recommendation:

Lacrimal gland inflammation should be diagnosed and assigned a severity grade whenever present. The type of inflammation should be indicated in the diagnosis with an appropriate modifier (acute, chronic, etc.). The location of the inflammation within the gland (acini or duct) should be indicated in the pathology narrative. Associated lesions (e.g., fibrosis) should not be diagnosed separately unless warranted by severity, but should be described in the pathology narrative.

references:

Botts S, Jokinen M, Gaillard ET, Elwell MR, Mann PC. 1999. Salivary, Harderian, and lacrimal glands. In: Pathology of the Mouse: Reference and Atlas (Maronpot RR, Boorman GA, Gaul BW, eds). Cache River Press, Vienna, IL, 49-79.
Abstract: http://www.cacheriverpress.com/books/pathmouse.htm

Greaves P. 2007. Nervous system and special sense organs. In: Histopathology of Preclinical Toxicity Studies: Interpretation and Relevance in Drug Safety Evaluation, 3rd ed. Academic Press, San Diego, CA, 861-933.
Abstract: http://www.sciencedirect.com/science/book/9780444527714

Krinke GJ, Schaetti PR, Krinke A. 1996. Nonneoplastic and neoplastic changes in the Harderian and lacrimal glands. In: Pathobiology of the Aging Mouse, Vol 2 (Mohr U, Dungworth DL, Capen CC, Carlton WW, Sundberg JP, Ward JM, eds). International Life Sciences Institute Press, Washington, DC, 139-152.

Lui SH, Prendergast RA, Silverstein AM. 1987. Experimental autoimmune dacryoadenitis. I. Lacrimal disease in the rat. Invest Ophthalmol Vis Sci 28:270–275.
Abstract: http://www.iovs.org/content/28/2/270.short

National Toxicology Program. 1989. NTP TR-352. Toxicology and Carcinogenesis Studies of N-Methylolacrylamide (CAS No. 924-42-5) in F344/N Rats and B6C3F1 Mice (Gavage Studies). NTP, Research Triangle Park, NC.
Abstract: http://ntp.niehs.nih.gov/go/6965

National Toxicology Program. 1992. NTP TR-388. Toxicology and Carcinogenesis Studies of Ethylene Thiourea (CAS: 96-45-7) in F344 Rats and B6C3F1 Mice (Feed Studies). NTP, Research Triangle Park, NC.
Abstract: http://ntp.niehs.nih.gov/go/12227

Percy DH, Wojcinski ZW, Schunk MK. 1989. Sequential changes in the Harderian and exorbital lacrimal glands in Wistar rats infected with sialodacryoadenitis virus.
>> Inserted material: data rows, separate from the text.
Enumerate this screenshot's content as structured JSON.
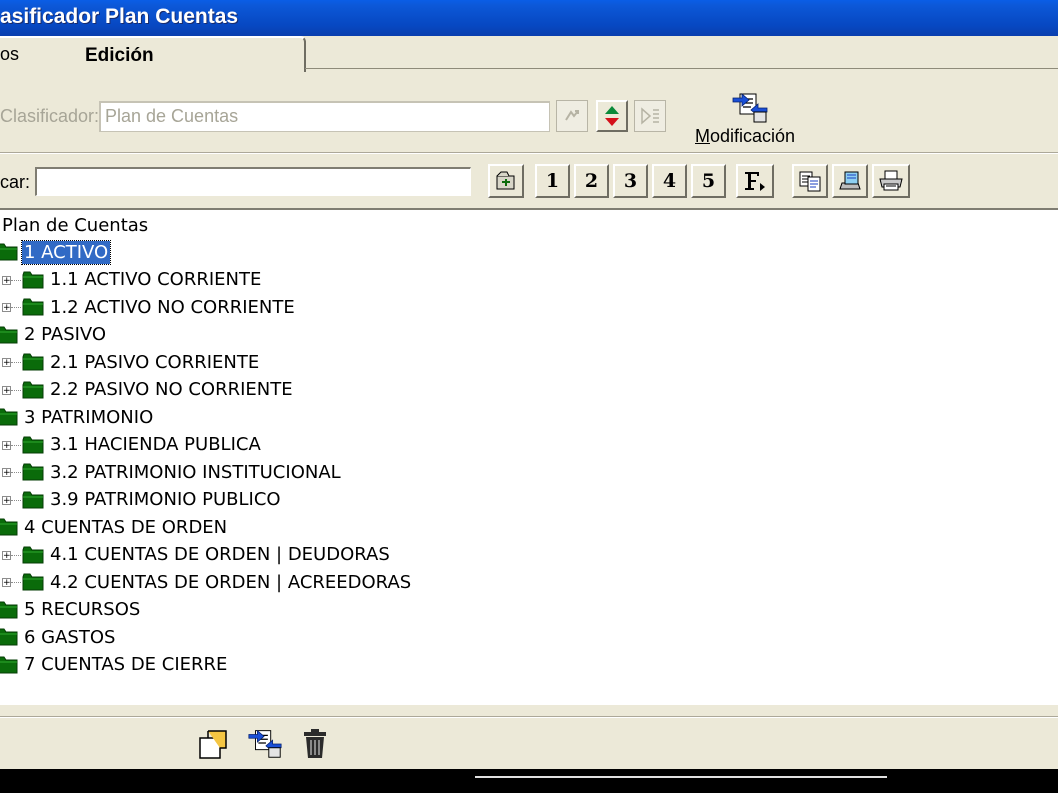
{
  "window": {
    "title": "asificador Plan Cuentas"
  },
  "tabs": [
    {
      "label": "os"
    },
    {
      "label": "Edición"
    }
  ],
  "classifier": {
    "label": "Clasificador:",
    "value": "Plan de Cuentas",
    "modify_button": {
      "label_first": "M",
      "label_rest": "odificación"
    }
  },
  "search": {
    "label": "car:",
    "value": "",
    "level_buttons": [
      "1",
      "2",
      "3",
      "4",
      "5"
    ]
  },
  "tree": {
    "root": "Plan de Cuentas",
    "nodes": [
      {
        "text": "1 ACTIVO",
        "level": 0,
        "selected": true
      },
      {
        "text": "1.1 ACTIVO CORRIENTE",
        "level": 1,
        "expandable": true
      },
      {
        "text": "1.2 ACTIVO NO CORRIENTE",
        "level": 1,
        "expandable": true
      },
      {
        "text": "2 PASIVO",
        "level": 0
      },
      {
        "text": "2.1 PASIVO CORRIENTE",
        "level": 1,
        "expandable": true
      },
      {
        "text": "2.2 PASIVO NO CORRIENTE",
        "level": 1,
        "expandable": true
      },
      {
        "text": "3 PATRIMONIO",
        "level": 0
      },
      {
        "text": "3.1 HACIENDA PUBLICA",
        "level": 1,
        "expandable": true
      },
      {
        "text": "3.2 PATRIMONIO INSTITUCIONAL",
        "level": 1,
        "expandable": true
      },
      {
        "text": "3.9 PATRIMONIO PUBLICO",
        "level": 1,
        "expandable": true
      },
      {
        "text": "4 CUENTAS DE ORDEN",
        "level": 0
      },
      {
        "text": "4.1 CUENTAS DE ORDEN | DEUDORAS",
        "level": 1,
        "expandable": true
      },
      {
        "text": "4.2 CUENTAS DE ORDEN | ACREEDORAS",
        "level": 1,
        "expandable": true
      },
      {
        "text": "5 RECURSOS",
        "level": 0
      },
      {
        "text": "6 GASTOS",
        "level": 0
      },
      {
        "text": "7 CUENTAS DE CIERRE",
        "level": 0
      }
    ]
  },
  "colors": {
    "titlebar": "#0748c2",
    "selection": "#316ac5",
    "folder": "#0a6b0a"
  }
}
Vet Pathol 26:238-245.
Full Text: http://vet.sagepub.com/content/26/3/238.full.pdf

Rahimy E, Pitcher JD III, Pangelinan SB, Chen W, Farley WJ, Niederkorn JY, Stern ME, Li DQ, Pflugfelder SC, De Paiva CS. 2010. Spontaneous autoimmune dacryoadenitis in aged CD25KO mice. Am J Pathol 177:744-753.
Full Text: http://www.ncbi.nlm.nih.gov/pmc/articles/PMC2913359/